> _EXERCISE AIM_: Tally every line of the records below that includes "icon", and reply with the total alone.

==============================

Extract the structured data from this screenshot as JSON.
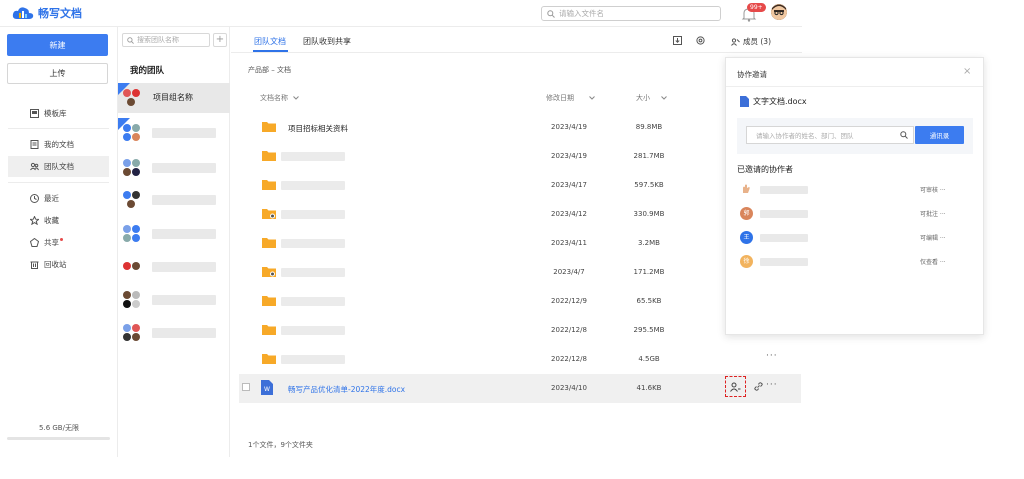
{
  "app": {
    "name": "畅写文档",
    "brand_color": "#2f73e8",
    "search_placeholder": "请输入文件名",
    "notification_count": "99+"
  },
  "sidebar": {
    "new_label": "新建",
    "upload_label": "上传",
    "items": [
      {
        "label": "模板库",
        "icon": "template-icon"
      },
      {
        "label": "我的文档",
        "icon": "document-icon"
      },
      {
        "label": "团队文档",
        "icon": "team-icon",
        "active": true
      },
      {
        "label": "最近",
        "icon": "clock-icon"
      },
      {
        "label": "收藏",
        "icon": "star-icon"
      },
      {
        "label": "共享",
        "icon": "share-icon",
        "dot": true
      },
      {
        "label": "回收站",
        "icon": "trash-icon"
      }
    ],
    "storage": "5.6 GB/无限"
  },
  "teams": {
    "search_placeholder": "搜索团队名称",
    "add_label": "+",
    "title": "我的团队",
    "first_team_name": "项目组名称"
  },
  "main": {
    "tabs": [
      "团队文档",
      "团队收到共享"
    ],
    "members_label": "成员 (3)",
    "breadcrumb": "产品部 – 文档",
    "columns": {
      "name": "文档名称",
      "date": "修改日期",
      "size": "大小"
    },
    "rows": [
      {
        "name": "项目招标相关资料",
        "date": "2023/4/19",
        "size": "89.8MB"
      },
      {
        "name": "",
        "date": "2023/4/19",
        "size": "281.7MB"
      },
      {
        "name": "",
        "date": "2023/4/17",
        "size": "597.5KB"
      },
      {
        "name": "",
        "date": "2023/4/12",
        "size": "330.9MB"
      },
      {
        "name": "",
        "date": "2023/4/11",
        "size": "3.2MB"
      },
      {
        "name": "",
        "date": "2023/4/7",
        "size": "171.2MB"
      },
      {
        "name": "",
        "date": "2022/12/9",
        "size": "65.5KB"
      },
      {
        "name": "",
        "date": "2022/12/8",
        "size": "295.5MB"
      },
      {
        "name": "",
        "date": "2022/12/8",
        "size": "4.5GB"
      }
    ],
    "file_row": {
      "name": "畅写产品优化清单-2022年度.docx",
      "date": "2023/4/10",
      "size": "41.6KB"
    },
    "more_label": "···",
    "summary": "1个文件，9个文件夹"
  },
  "invite": {
    "title": "协作邀请",
    "close": "×",
    "doc_name": "文字文档.docx",
    "input_placeholder": "请输入协作者的姓名、部门、团队",
    "address_book": "通讯录",
    "invited_title": "已邀请的协作者",
    "collaborators": [
      {
        "avatar_text": "",
        "role": "可审核 ···"
      },
      {
        "avatar_text": "郭",
        "role": "可批注 ···"
      },
      {
        "avatar_text": "王",
        "role": "可编辑 ···"
      },
      {
        "avatar_text": "徐",
        "role": "仅查看 ···"
      }
    ]
  }
}
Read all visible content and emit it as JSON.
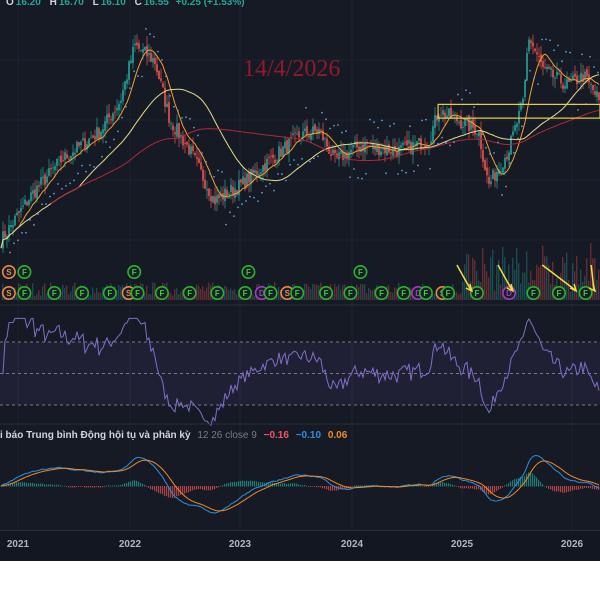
{
  "legend": {
    "o_label": "O",
    "o": "16.20",
    "h_label": "H",
    "h": "16.70",
    "l_label": "L",
    "l": "16.10",
    "c_label": "C",
    "c": "16.55",
    "change": "+0.25 (+1.53%)"
  },
  "annotation": "14/4/2026",
  "macd_legend": {
    "title": "i báo Trung bình Động hội tụ và phân kỳ",
    "params": "12 26 close 9",
    "macd": "−0.16",
    "signal": "−0.10",
    "hist": "0.06"
  },
  "colors": {
    "up": "#26a69a",
    "down": "#ef5350",
    "ma_fast": "#f0a030",
    "ma_slow": "#e8dc8a",
    "ma_long": "#b02838",
    "sar": "#5b9bd5",
    "rsi": "#7e6fc7",
    "macd": "#2d8fe0",
    "signal": "#f08a24",
    "box": "#e6d34a"
  },
  "chart_data": {
    "type": "candlestick",
    "title": "",
    "x_ticks": [
      "2021",
      "2022",
      "2023",
      "2024",
      "2025",
      "2026"
    ],
    "x_range": [
      2020.84,
      2026.25
    ],
    "price_anchors": [
      [
        2020.84,
        5.3
      ],
      [
        2021.11,
        8.9
      ],
      [
        2021.38,
        11.7
      ],
      [
        2021.74,
        14.1
      ],
      [
        2021.92,
        16.5
      ],
      [
        2022.05,
        20.9
      ],
      [
        2022.23,
        19.7
      ],
      [
        2022.37,
        14.9
      ],
      [
        2022.55,
        12.5
      ],
      [
        2022.77,
        8.5
      ],
      [
        2023.0,
        9.7
      ],
      [
        2023.27,
        11.7
      ],
      [
        2023.54,
        13.7
      ],
      [
        2023.72,
        14.1
      ],
      [
        2023.86,
        11.7
      ],
      [
        2024.08,
        12.9
      ],
      [
        2024.44,
        12.5
      ],
      [
        2024.71,
        13.3
      ],
      [
        2024.8,
        15.7
      ],
      [
        2025.16,
        14.1
      ],
      [
        2025.25,
        9.7
      ],
      [
        2025.43,
        12.5
      ],
      [
        2025.57,
        16.5
      ],
      [
        2025.61,
        21.7
      ],
      [
        2025.75,
        18.9
      ],
      [
        2025.97,
        17.7
      ],
      [
        2026.11,
        18.5
      ],
      [
        2026.25,
        16.55
      ]
    ],
    "last_close": 16.55,
    "indicators": [
      "SMA fast",
      "SMA slow",
      "SMA long",
      "Parabolic SAR",
      "Volume",
      "RSI 14",
      "MACD 12 26 close 9"
    ],
    "rsi_bands": [
      70,
      50,
      30
    ],
    "macd_values": {
      "macd": -0.16,
      "signal": -0.1,
      "hist": 0.06
    },
    "signals_top": [
      [
        "S",
        2020.92
      ],
      [
        "F",
        2021.06
      ],
      [
        "F",
        2022.05
      ],
      [
        "F",
        2023.08
      ],
      [
        "F",
        2024.09
      ]
    ],
    "signals_bottom": [
      [
        "S",
        2020.92
      ],
      [
        "F",
        2021.06
      ],
      [
        "F",
        2021.33
      ],
      [
        "F",
        2021.58
      ],
      [
        "F",
        2021.83
      ],
      [
        "S",
        2022.0
      ],
      [
        "F",
        2022.08
      ],
      [
        "F",
        2022.3
      ],
      [
        "F",
        2022.55
      ],
      [
        "F",
        2022.8
      ],
      [
        "F",
        2023.05
      ],
      [
        "D",
        2023.2
      ],
      [
        "F",
        2023.28
      ],
      [
        "S",
        2023.43
      ],
      [
        "F",
        2023.52
      ],
      [
        "F",
        2023.78
      ],
      [
        "F",
        2024.0
      ],
      [
        "F",
        2024.28
      ],
      [
        "F",
        2024.48
      ],
      [
        "D",
        2024.61
      ],
      [
        "F",
        2024.68
      ],
      [
        "S",
        2024.83
      ],
      [
        "F",
        2024.88
      ],
      [
        "F",
        2025.14
      ],
      [
        "D",
        2025.43
      ],
      [
        "F",
        2025.65
      ],
      [
        "F",
        2025.88
      ],
      [
        "F",
        2026.12
      ]
    ],
    "arrows": [
      [
        2024.96,
        2025.14
      ],
      [
        2025.33,
        2025.51
      ],
      [
        2025.73,
        2026.08
      ],
      [
        2026.17,
        2026.25
      ]
    ],
    "box_range": [
      15.1,
      16.2
    ],
    "box_x": [
      2024.79,
      2026.25
    ]
  }
}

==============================

> _PROBLEM SOLUTION_: 7